Another question asked about gain of function research, yet Dr. Fauci still claimed, as he's done in the past, that what took place was not gain of function:
Fauci replied that the National Institute of Allergy and Infectious Diseases “supported coronavirus research conducted by WIV under a sub-award from EcoHealth Alliance from fiscal years 2015 through 2019” and the agency’s “funding for the coronavirus research at WIV totaled approximately $600,000 over the five-year period.” He contended that “no NIAID funding was approved to support gain-of-function research at WIV as defined by United States Government criteria” and that the U.S.’s gain-of-function moratorium “did not apply to any of the NIAID-funded studies at WIV because the approved work did not propose to manipulate the viruses in a way that would increase their transmissibility of pathogenicity.” Fauci said, “Therefore, the research that NIAID approved EcoHealth to conduct with WIV did not meet the USG criteria for gain-of-function research.”
Richard Ebright, a professor of chemistry and chemical biology at Rutgers University, told the Washington Examiner in May that “the research was, unequivocally, gain of function research.”
The NIH’s RePORTER website said the agency has provided $15.2 million to Peter Daszak's EcoHealth Alliance over the years, with $3.74 million provided toward understanding the risk of bat coronavirus emergence.
In a testy exchange with Sen. Rand Paul (R-KY), who is also a doctor, Dr. Fauci insisted that gain of function research did not apply in this case.
It's not just what Dr. Fauci said, but what he didn't say.
The final question also asked Dr. Fauci about gain of function:

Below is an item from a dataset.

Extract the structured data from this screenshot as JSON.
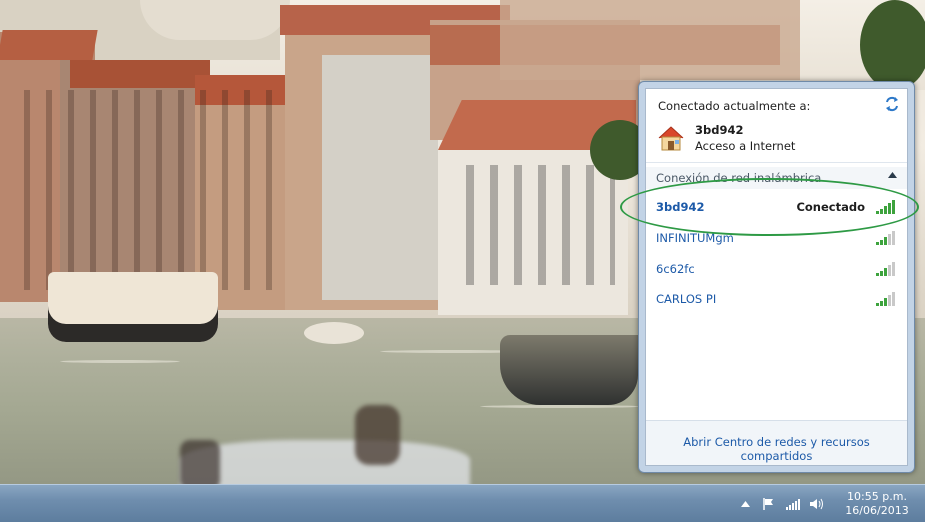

You have argued over the years that gain-of-function research is a risk worth taking, given the potential benefits for the creation of vaccines and therapeutics. Does the COVID-19 pandemic and the possibility of a leak from the WIV raise questions about the future prudence of gain-of-function research? How can we quantify the risks associated with this type of research in the future, particularly when it comes to non-transparent countries like China, and at what point does this research simply become too risky?As component agencies of the Department of Health and Human Services (HHS), NIH and NIAID follow the HHS Framework for Guiding Funding Decisions about Proposed Research Involving Enhanced Potential Pandemic Pathogens when assessing proposed research on enhanced potential pandemic pathogens.
This non-answer speaks volumes. That being said, considering Dr. Fauci has misled on gain of function research before, which Rep. Gallagher has warned about, it's not entirely surprising that Fauci would stick to the same talking points.